Chronic diseases may affect any age group, at any time, but as we grow older the chances of getting a chronic disease increases. There are specialised services available to help people suffering from chronic diseases, but in order to keep the disease in check day-to-day, self-management is vital. A chronic disease is categorised as an on-going disease which lasts more than three months. These diseases generally are not completely curable and, in most cases, the disease gets worse with time.
According to the Australian Government’s, My Aged Care, the most common types of chronic diseases in Australia are, asthma, arthritis, cancer and chronic kidney disease. Each chronic disease has support and information programs, contact your local GP for information on these. Kristen Hall, an on-going sufferer of rheumatoid arthritis says that she has tried just about everything to manage the disease, but as time goes on, it only seems to get worse.
“Since being diagnosed with rheumatoid arthritis in 2003, I’ve tried Methotrexate, Plaquenil, Arava tablets, painkillers, anti-inflammatories and anti-inflammatory ointments.
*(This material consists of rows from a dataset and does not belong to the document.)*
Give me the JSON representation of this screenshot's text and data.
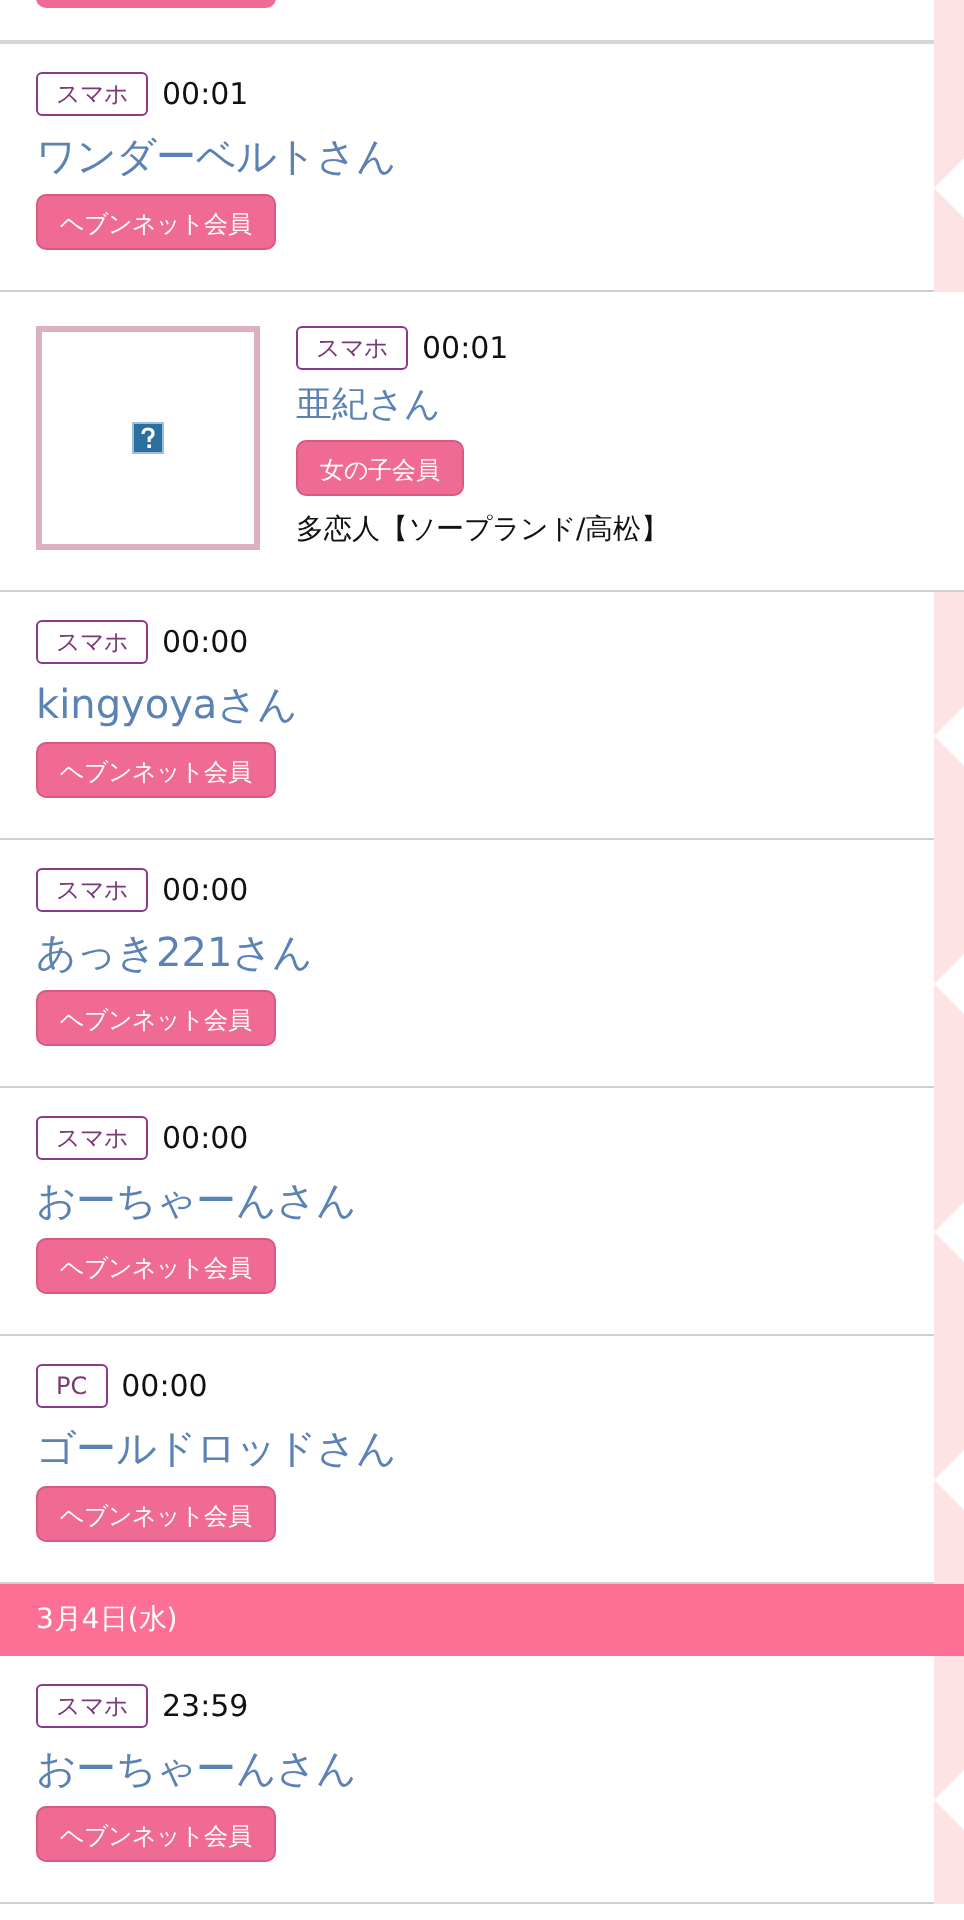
{
  "entries": [
    {
      "kind": "member",
      "device": "スマホ",
      "time": "00:01",
      "name": "ワンダーベルトさん",
      "badge": "ヘブンネット会員"
    },
    {
      "kind": "girl",
      "device": "スマホ",
      "time": "00:01",
      "name": "亜紀さん",
      "badge": "女の子会員",
      "shop": "多恋人【ソープランド/高松】"
    },
    {
      "kind": "member",
      "device": "スマホ",
      "time": "00:00",
      "name": "kingyoyaさん",
      "badge": "ヘブンネット会員"
    },
    {
      "kind": "member",
      "device": "スマホ",
      "time": "00:00",
      "name": "あっき221さん",
      "badge": "ヘブンネット会員"
    },
    {
      "kind": "member",
      "device": "スマホ",
      "time": "00:00",
      "name": "おーちゃーんさん",
      "badge": "ヘブンネット会員"
    },
    {
      "kind": "member",
      "device": "PC",
      "time": "00:00",
      "name": "ゴールドロッドさん",
      "badge": "ヘブンネット会員"
    },
    {
      "kind": "date",
      "label": "3月4日(水)"
    },
    {
      "kind": "member",
      "device": "スマホ",
      "time": "23:59",
      "name": "おーちゃーんさん",
      "badge": "ヘブンネット会員"
    }
  ]
}
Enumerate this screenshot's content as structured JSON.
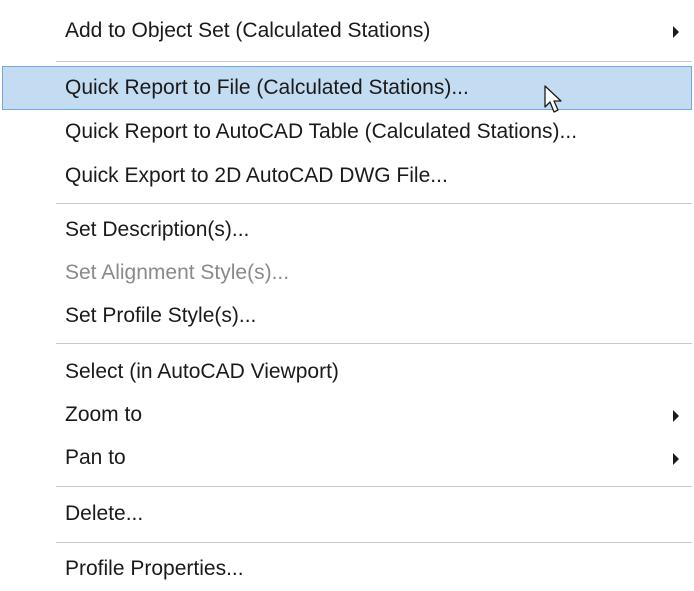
{
  "context_menu": {
    "items": [
      {
        "label": "Add to Object Set (Calculated Stations)",
        "submenu": true,
        "state": "normal"
      },
      {
        "label": "Quick Report to File (Calculated Stations)...",
        "submenu": false,
        "state": "highlighted"
      },
      {
        "label": "Quick Report to AutoCAD Table (Calculated Stations)...",
        "submenu": false,
        "state": "normal"
      },
      {
        "label": "Quick Export to 2D AutoCAD DWG File...",
        "submenu": false,
        "state": "normal"
      },
      {
        "label": "Set Description(s)...",
        "submenu": false,
        "state": "normal"
      },
      {
        "label": "Set Alignment Style(s)...",
        "submenu": false,
        "state": "disabled"
      },
      {
        "label": "Set Profile Style(s)...",
        "submenu": false,
        "state": "normal"
      },
      {
        "label": "Select (in AutoCAD Viewport)",
        "submenu": false,
        "state": "normal"
      },
      {
        "label": "Zoom to",
        "submenu": true,
        "state": "normal"
      },
      {
        "label": "Pan to",
        "submenu": true,
        "state": "normal"
      },
      {
        "label": "Delete...",
        "submenu": false,
        "state": "normal"
      },
      {
        "label": "Profile Properties...",
        "submenu": false,
        "state": "normal"
      }
    ],
    "submenu_icon": "chevron-right-icon",
    "pointer_icon": "mouse-pointer-icon",
    "colors": {
      "highlight_fill": "#c4dcf2",
      "highlight_border": "#6fa8dc",
      "text": "#1a1a1a",
      "disabled_text": "#8a8a8a",
      "separator": "#c8c8c8"
    }
  }
}
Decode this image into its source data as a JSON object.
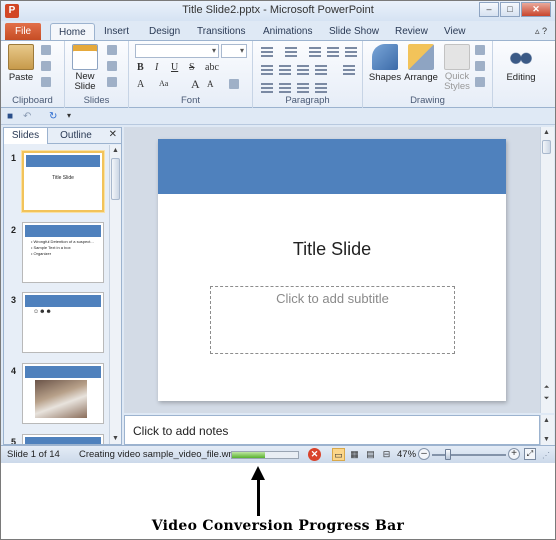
{
  "window": {
    "title": "Title Slide2.pptx - Microsoft PowerPoint",
    "app_icon": "P"
  },
  "ribbon_tabs": [
    "File",
    "Home",
    "Insert",
    "Design",
    "Transitions",
    "Animations",
    "Slide Show",
    "Review",
    "View"
  ],
  "ribbon": {
    "clipboard": {
      "paste": "Paste",
      "label": "Clipboard"
    },
    "slides": {
      "new_slide": "New Slide",
      "label": "Slides"
    },
    "font": {
      "label": "Font",
      "bold": "B",
      "italic": "I",
      "underline": "U",
      "strike": "S",
      "abc": "abc",
      "grow": "A",
      "shrink": "A"
    },
    "paragraph": {
      "label": "Paragraph"
    },
    "drawing": {
      "shapes": "Shapes",
      "arrange": "Arrange",
      "quick_styles": "Quick Styles",
      "label": "Drawing"
    },
    "editing": {
      "label": "Editing"
    }
  },
  "left_pane": {
    "tabs": [
      "Slides",
      "Outline"
    ],
    "close": "✕",
    "thumbnails": [
      {
        "num": "1",
        "title": "Title Slide",
        "kind": "title"
      },
      {
        "num": "2",
        "kind": "bullets",
        "lines": [
          "• Wrongful Detention of a suspect...",
          "• Sample Text in a box",
          "• Organizer"
        ]
      },
      {
        "num": "3",
        "kind": "icons",
        "text": "☺☻☻"
      },
      {
        "num": "4",
        "kind": "photo"
      },
      {
        "num": "5",
        "kind": "blank"
      }
    ]
  },
  "slide": {
    "title": "Title Slide",
    "subtitle_placeholder": "Click to add subtitle"
  },
  "notes": {
    "placeholder": "Click to add notes"
  },
  "status": {
    "slide_counter": "Slide 1 of 14",
    "task": "Creating video sample_video_file.wmv",
    "progress_fraction": 0.5,
    "zoom": "47%",
    "zoom_fraction": 0.22
  },
  "annotation": {
    "caption": "Video Conversion Progress Bar"
  },
  "colors": {
    "accent": "#4f81bd",
    "file_tab": "#c44a22",
    "progress": "#58b22f"
  }
}
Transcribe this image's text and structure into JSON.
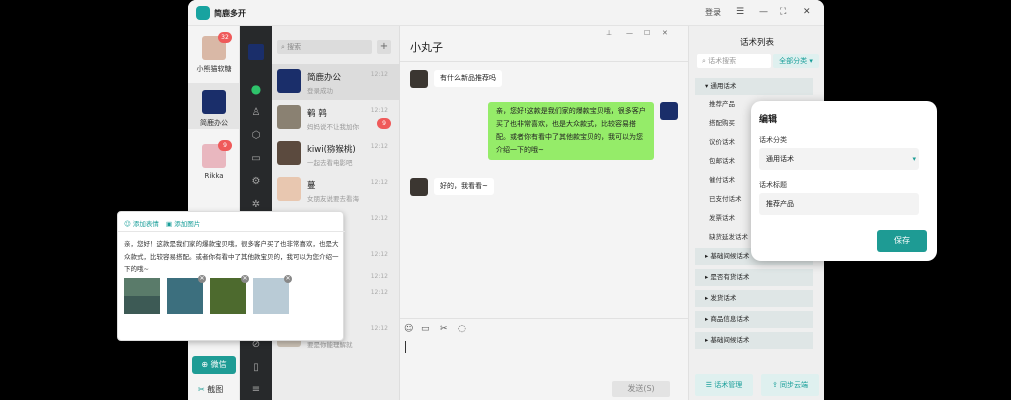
{
  "app": {
    "title": "简鹿多开"
  },
  "titlebar": {
    "login": "登录",
    "menu": "☰",
    "minimize": "—",
    "fullscreen": "⛶",
    "close": "✕"
  },
  "accounts": [
    {
      "name": "小熊猫软糖",
      "badge": "32"
    },
    {
      "name": "简鹿办公",
      "badge": ""
    },
    {
      "name": "Rikka",
      "badge": "9"
    }
  ],
  "dock": {
    "wechat": "微信",
    "screenshot": "截图"
  },
  "chatlist": {
    "search_placeholder": "搜索",
    "items": [
      {
        "name": "简鹿办公",
        "preview": "登录成功",
        "time": "12:12",
        "badge": ""
      },
      {
        "name": "鹌 鹑",
        "preview": "妈妈说不让我加你",
        "time": "12:12",
        "badge": "9"
      },
      {
        "name": "kiwi(猕猴桃)",
        "preview": "一起去看电影吧",
        "time": "12:12",
        "badge": ""
      },
      {
        "name": "蔓",
        "preview": "女朋友说要去看海",
        "time": "12:12",
        "badge": ""
      },
      {
        "name": "",
        "preview": "",
        "time": "12:12",
        "badge": ""
      },
      {
        "name": "",
        "preview": "",
        "time": "12:12",
        "badge": ""
      },
      {
        "name": "",
        "preview": "",
        "time": "12:12",
        "badge": ""
      },
      {
        "name": "水",
        "preview": "",
        "time": "12:12",
        "badge": ""
      },
      {
        "name": "",
        "preview": "要是你能理解就",
        "time": "12:12",
        "badge": ""
      }
    ]
  },
  "chat": {
    "name": "小丸子",
    "messages": [
      {
        "from": "other",
        "text": "有什么新品推荐吗"
      },
      {
        "from": "me",
        "text": "亲，您好!这款是我们家的爆款宝贝哦，很多客户买了也非常喜欢，也是大众款式，比较容易搭配。或者你有看中了其他款宝贝的，我可以为您介绍一下的哦~"
      },
      {
        "from": "other",
        "text": "好的，我看看~"
      }
    ],
    "send": "发送(S)"
  },
  "popup": {
    "add_emoji": "添加表情",
    "add_image": "添加图片",
    "text": "亲，您好！这款是我们家的爆款宝贝哦，很多客户买了也非常喜欢，也是大众款式，比较容易搭配。或者你有看中了其他款宝贝的，我可以为您介绍一下的哦~"
  },
  "scripts": {
    "title": "话术列表",
    "search_placeholder": "话术搜索",
    "category": "全部分类",
    "groups": [
      {
        "label": "通用话术",
        "expanded": true,
        "items": [
          "推荐产品",
          "搭配购买",
          "议价话术",
          "包邮话术",
          "催付话术",
          "已支付话术",
          "发票话术",
          "缺货延发话术"
        ]
      },
      {
        "label": "基础间候话术",
        "expanded": false,
        "items": []
      },
      {
        "label": "是否有货话术",
        "expanded": false,
        "items": []
      },
      {
        "label": "发货话术",
        "expanded": false,
        "items": []
      },
      {
        "label": "商品信息话术",
        "expanded": false,
        "items": []
      },
      {
        "label": "基础间候话术",
        "expanded": false,
        "items": []
      }
    ],
    "manage": "话术管理",
    "sync": "同步云端"
  },
  "edit": {
    "title": "编辑",
    "category_label": "话术分类",
    "category_value": "通用话术",
    "title_label": "话术标题",
    "title_value": "推荐产品",
    "save": "保存"
  },
  "colors": {
    "accent": "#1f9c95",
    "bubble_me": "#95ec69",
    "badge": "#ef5a5a"
  }
}
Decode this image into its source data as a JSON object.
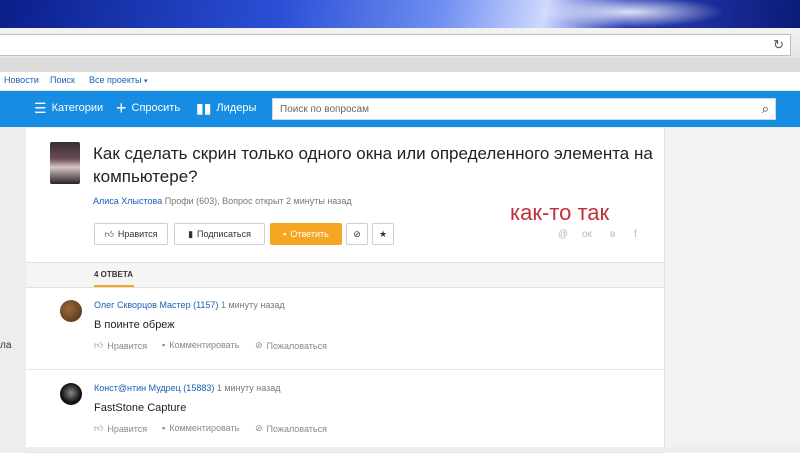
{
  "browser": {
    "reload_icon": "reload-icon"
  },
  "topnav": {
    "news": "Новости",
    "search": "Поиск",
    "all_projects": "Все проекты"
  },
  "navbar": {
    "categories": "Категории",
    "ask": "Спросить",
    "leaders": "Лидеры",
    "search_placeholder": "Поиск по вопросам"
  },
  "left_fragment": {
    "text": "ла"
  },
  "question": {
    "title": "Как сделать скрин только одного окна или определенного элемента на компьютере?",
    "author": "Алиса Хлыстова",
    "author_meta": "Профи (603), Вопрос открыт 2 минуты назад",
    "buttons": {
      "like": "Нравится",
      "subscribe": "Подписаться",
      "answer": "Ответить"
    },
    "annotation": "как-то так",
    "share_icons": [
      "@",
      "ок",
      "в",
      "f"
    ]
  },
  "answers": {
    "tab_label": "4 ОТВЕТА",
    "items": [
      {
        "name": "Олег Скворцов",
        "rank": "Мастер (1157)",
        "time": "1 минуту назад",
        "text": "В поинте обреж",
        "like": "Нравится",
        "comment": "Комментировать",
        "report": "Пожаловаться"
      },
      {
        "name": "Конст@нтин",
        "rank": "Мудрец (15883)",
        "time": "1 минуту назад",
        "text": "FastStone Capture",
        "like": "Нравится",
        "comment": "Комментировать",
        "report": "Пожаловаться"
      }
    ]
  },
  "colors": {
    "accent": "#168de2",
    "answer_button": "#f5a623",
    "link": "#1a5fb4",
    "annotation": "#c0303b"
  }
}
I’ve found that the best thing for me is massages, rest and sticking to my medication,” says Kristen. “Medication doesn’t necessarily make the pain bearable, it just slows down the process of arthritis getting worse.”
The Medical Journal of Australia says that self-management is the key to chronic disease care, and if self-management is implemented correctly, the results are effective. My Aged Care says that a vital part to this management is being educated, understanding what is being said by the doctor, asking your own questions as well as managing emotions that may arise from the disease.
“Rest, avoiding heavy lifting and exercising, but also knowing when enough is enough has seen most effective through my years of rheumatoid arthritis,” says Kristen.
In Australia, there are many Medicare benefits and Allied health treatments, including services to help maintain chronic disease. The Medicare Benefits Schedule website provides a list of services which are subsidised by the Australian Government. Allied health services include exercise physiology, psychology, physiotherapy and osteopathy. More information can be found at any local GP and the website below.